  31. ^ Baroja, Pío (1982). Las horas solitarias [The lonely hours] (in Spanish). Caro Raggio Editor S.L. ISBN 9788470350665. Cara ancha y juanetuda, esqueleto fuerte, pómulos salientes, distancia bicigomática fuerte, grandes ojos azules o verdes claros, algo oblicuos. Cráneo braquicéfalo, tez blanca, pálida y pelo castaño o rubio; no se parece en nada al vasco clásico. Es un tipo centro europeo o del norte. Hay viejos en Bozate que parecen retratos de Durero, de aire germánico. También hay otros de cara más alargada y morena que recuerdan al gitano
  32. ^ Fabre, Michel (1987). Le Mystère des Cagots, race maudite des Pyrénées [The Mystery of the Cagots, cursed race of the Pyrenees] (in French). MCT. ISBN 2905521619.
  33. ^ Cabarrouy, Jean-Emile (1995). "Les cagots, une race maudite dans le sud de la Gascogne: peut-on dire encore aujourd'hui que leur origin est une énigme?" [The cagots, a cursed race in the south of Gascony: can we still say today that their origin is an enigma?]. Les Cagots, Exclus et maudits des terres du sud [The Cagots, Excluded and cursed from the southern lands] (in French). J. & D. éditions.
  34. ^ a b "Agote: etnología e historia" [Agote: ethnology and history]. Euskomedia: Auñamendi Entziklopedia (in Spanish). Archived from the original on 5 May 2011.
  35. ^ Catholic Encyclopedia: "Holy Water Fonts"
  36. ^ Robb 2007, p. 44.
  37. ^ a b Archives départementales de la Gironde (ed.). "Inventaire des archives de la série C". archives.gironde.fr (in French). Archived from the original on 7 February 2017. Retrieved 22 January 2018. {{cite web}}: External link in |editor= (help)
  38. ^ "Die Cagots in Frankreich: (Schluß des Artikels in voriger Nummer)" [The Cagots in France: (End of article in previous number).]. Die Grenzboten: Zeitschrift für Politik, Literatur und Kunst (in German). Vol. 20. Staats- und Universitätsbibliothek Bremen. 1861. pp. 423–431.
  39. ^ "Die Cagots in Frankreich" [The Cagots in France]. Die Grenzboten: Zeitschrift für Politik, Literatur und Kunst (in German). Vol. 20. Staats- und Universitätsbibliothek Bremen. 1861. pp. 393–398. Abgleich das geseß ihnen gegen ende des vorigen jahrhunderts gleich rechte mit den übrigen bürgern gewährte, ihre sage verbefferte und sie schüßte, ist der fluch, der aus ihnen lastete, doch noch nicht gang gehoben, die berachtung, die sie bedecste, noch nicht gang gewichen und an vielen arten wird ihre unfunft noch als ein schandflect angesehen.
  40. ^ Tucholsky, Kurt (1927). Ein Pyrenäenbuch [A book of the Pyrenees] (in German). Berlin. pp. 97–104.
  41. ^ Heine, Heinrich (17 February 2010) [1913]. Atta Troll. Translated by Scheffauer, Herman. Project Gutenberg.

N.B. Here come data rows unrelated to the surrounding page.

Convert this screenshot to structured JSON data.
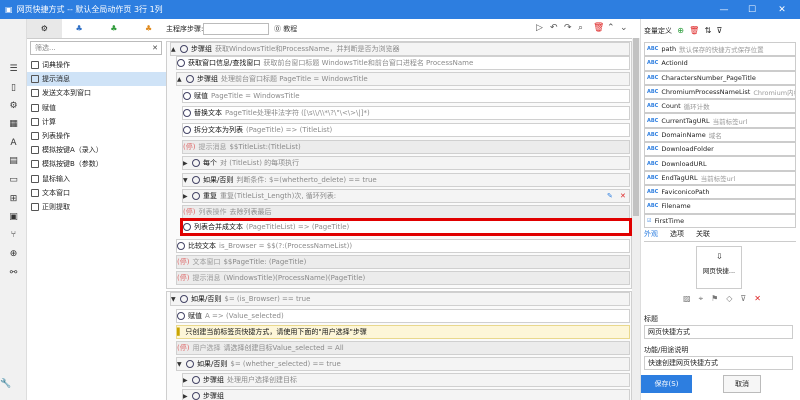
{
  "window": {
    "title": "网页快捷方式 -- 默认全局动作页 3行 1列",
    "minimize": "—",
    "maximize": "☐",
    "close": "✕"
  },
  "cmd_tabs": [
    "⚙",
    "♣",
    "♣",
    "♣"
  ],
  "filter": {
    "placeholder": "筛选...",
    "clear": "✕"
  },
  "commands": [
    "词典操作",
    "提示消息",
    "发送文本到窗口",
    "赋值",
    "计算",
    "列表操作",
    "模拟按键A（录入）",
    "模拟按键B（参数）",
    "鼠标输入",
    "文本窗口",
    "正则提取"
  ],
  "toolbar": {
    "label": "主程序步骤:",
    "help": "⓪ 教程"
  },
  "steps": [
    {
      "k": "步骤组",
      "d": "获取WindowsTitle和ProcessName，并判断是否为浏览器"
    },
    {
      "k": "获取窗口信息/查找窗口",
      "d": "获取前台窗口标题 WindowsTitle和前台窗口进程名 ProcessName"
    },
    {
      "k": "步骤组",
      "d": "处理前台窗口标题 PageTitle = WindowsTitle"
    },
    {
      "k": "赋值",
      "d": "PageTitle = WindowsTitle"
    },
    {
      "k": "替换文本",
      "d": "PageTitle处理非法字符 ([\\s\\\\/\\\\*\\?\\\"\\<\\>\\|]*)"
    },
    {
      "k": "拆分文本为列表",
      "d": "(PageTitle) => (TitleList)"
    },
    {
      "k": "提示消息",
      "d": "$$TitleList:(TitleList)",
      "tag": "(停)"
    },
    {
      "k": "每个",
      "d": "对 (TitleList) 的每项执行"
    },
    {
      "k": "如果/否则",
      "d": "判断条件: $=(whetherto_delete) == true"
    },
    {
      "k": "重复",
      "d": "重复(TitleList_Length)次, 循环列表:"
    },
    {
      "k": "列表操作",
      "d": "去除列表最后",
      "tag": "(停)"
    },
    {
      "k": "列表合并成文本",
      "d": "(PageTitleList) => (PageTitle)"
    },
    {
      "k": "比较文本",
      "d": "is_Browser = $$(?:(ProcessNameList))"
    },
    {
      "k": "文本窗口",
      "d": "$$PageTitle: (PageTitle)",
      "tag": "(停)"
    },
    {
      "k": "提示消息",
      "d": "(WindowsTitle)(ProcessName)(PageTitle)",
      "tag": "(停)"
    },
    {
      "k": "如果/否则",
      "d": "$= (is_Browser) == true"
    },
    {
      "k": "赋值",
      "d": "A => (Value_selected)"
    },
    {
      "k": "只创建当前标签页快捷方式，请使用下面的\"用户选择\"步骤",
      "d": ""
    },
    {
      "k": "用户选择",
      "d": "请选择创建目标Value_selected = All",
      "tag": "(停)"
    },
    {
      "k": "如果/否则",
      "d": "$= (whether_selected) == true"
    },
    {
      "k": "步骤组",
      "d": "处理用户选择创建目标"
    },
    {
      "k": "步骤组",
      "d": ""
    }
  ],
  "vars": {
    "header": "变量定义",
    "items": [
      {
        "n": "path",
        "d": "默认保存的快捷方式保存位置"
      },
      {
        "n": "ActionId",
        "d": ""
      },
      {
        "n": "CharactersNumber_PageTitle",
        "d": ""
      },
      {
        "n": "ChromiumProcessNameList",
        "d": "Chromium内核"
      },
      {
        "n": "Count",
        "d": "循环计数"
      },
      {
        "n": "CurrentTagURL",
        "d": "当前标签url"
      },
      {
        "n": "DomainName",
        "d": "域名"
      },
      {
        "n": "DownloadFolder",
        "d": ""
      },
      {
        "n": "DownloadURL",
        "d": ""
      },
      {
        "n": "EndTagURL",
        "d": "当前标签url"
      },
      {
        "n": "FaviconicoPath",
        "d": ""
      },
      {
        "n": "Filename",
        "d": ""
      },
      {
        "n": "FirstTime",
        "d": ""
      }
    ]
  },
  "right_tabs": [
    "外观",
    "选项",
    "关联"
  ],
  "thumb_label": "网页快捷...",
  "form": {
    "title_label": "标题",
    "title_value": "网页快捷方式",
    "desc_label": "功能/用途说明",
    "desc_value": "快速创建网页快捷方式"
  },
  "buttons": {
    "save": "保存(S)",
    "cancel": "取消"
  }
}
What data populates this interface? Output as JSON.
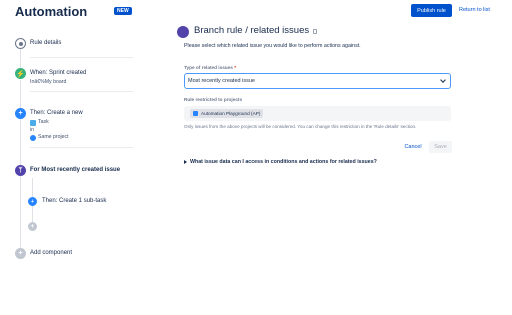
{
  "header": {
    "title": "Automation",
    "badge": "NEW",
    "publish_label": "Publish rule",
    "return_label": "Return to list"
  },
  "sidebar": {
    "rule_details": "Rule details",
    "when_title": "When: Sprint created",
    "when_sub": "Inâ€%My board",
    "then_title": "Then: Create a new",
    "then_task": "Task",
    "then_in": "in",
    "then_project": "Same project",
    "branch_title": "For Most recently created issue",
    "branch_then": "Then: Create 1 sub-task",
    "add_component": "Add component"
  },
  "panel": {
    "title": "Branch rule / related issues",
    "description": "Please select which related issue you would like to perform actions against.",
    "type_label": "Type of related issues",
    "type_required": "*",
    "type_value": "Most recently created issue",
    "restrict_label": "Rule restricted to projects",
    "project_pill": "Automation Playground (AP)",
    "restrict_note": "Only issues from the above projects will be considered. You can change this restriction in the 'Rule details' section.",
    "cancel_label": "Cancel",
    "save_label": "Save",
    "faq_label": "What issue data can I access in conditions and actions for related issues?"
  },
  "colors": {
    "primary": "#0052cc",
    "branch": "#5243aa",
    "when": "#36b37e",
    "then": "#2684ff"
  }
}
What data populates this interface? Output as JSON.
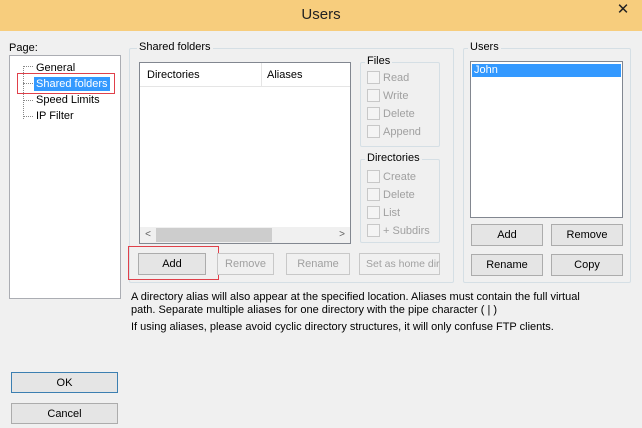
{
  "window": {
    "title": "Users",
    "close_glyph": "✕"
  },
  "page_tree": {
    "label": "Page:",
    "items": [
      {
        "label": "General",
        "selected": false
      },
      {
        "label": "Shared folders",
        "selected": true
      },
      {
        "label": "Speed Limits",
        "selected": false
      },
      {
        "label": "IP Filter",
        "selected": false
      }
    ]
  },
  "shared_folders": {
    "legend": "Shared folders",
    "columns": [
      "Directories",
      "Aliases"
    ],
    "scroll_left": "<",
    "scroll_right": ">",
    "buttons": {
      "add": "Add",
      "remove": "Remove",
      "rename": "Rename",
      "set_home": "Set as home dir"
    }
  },
  "files": {
    "legend": "Files",
    "options": [
      "Read",
      "Write",
      "Delete",
      "Append"
    ]
  },
  "directories": {
    "legend": "Directories",
    "options": [
      "Create",
      "Delete",
      "List",
      "+ Subdirs"
    ]
  },
  "users": {
    "legend": "Users",
    "list": [
      "John"
    ],
    "buttons": {
      "add": "Add",
      "remove": "Remove",
      "rename": "Rename",
      "copy": "Copy"
    }
  },
  "info": {
    "line1": "A directory alias will also appear at the specified location. Aliases must contain the full virtual",
    "line2": "path. Separate multiple aliases for one directory with the pipe character ( | )",
    "line3": "If using aliases, please avoid cyclic directory structures, it will only confuse FTP clients."
  },
  "dialog_buttons": {
    "ok": "OK",
    "cancel": "Cancel"
  },
  "colors": {
    "title_bar": "#f7cd7d",
    "selection": "#3399ff",
    "highlight_box": "#e0404a"
  }
}
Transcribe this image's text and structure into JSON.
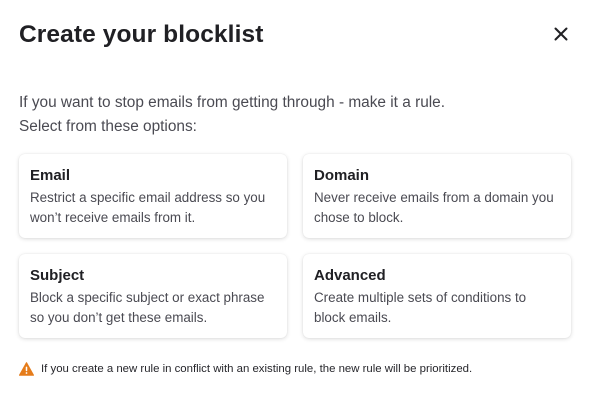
{
  "dialog": {
    "title": "Create your blocklist",
    "close_icon": "close-icon",
    "intro_line1": "If you want to stop emails from getting through - make it a rule.",
    "intro_line2": "Select from these options:"
  },
  "options": [
    {
      "title": "Email",
      "description": "Restrict a specific email address so you won’t receive emails from it."
    },
    {
      "title": "Domain",
      "description": "Never receive emails from a domain you chose to block."
    },
    {
      "title": "Subject",
      "description": "Block a specific subject or exact phrase so you don’t get these emails."
    },
    {
      "title": "Advanced",
      "description": "Create multiple sets of conditions to block emails."
    }
  ],
  "warning": {
    "icon": "warning-icon",
    "icon_color": "#e57c1b",
    "text": "If you create a new rule in conflict with an existing rule, the new rule will be prioritized."
  }
}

Bibliography[edit]

Further reading[edit]

External links[edit]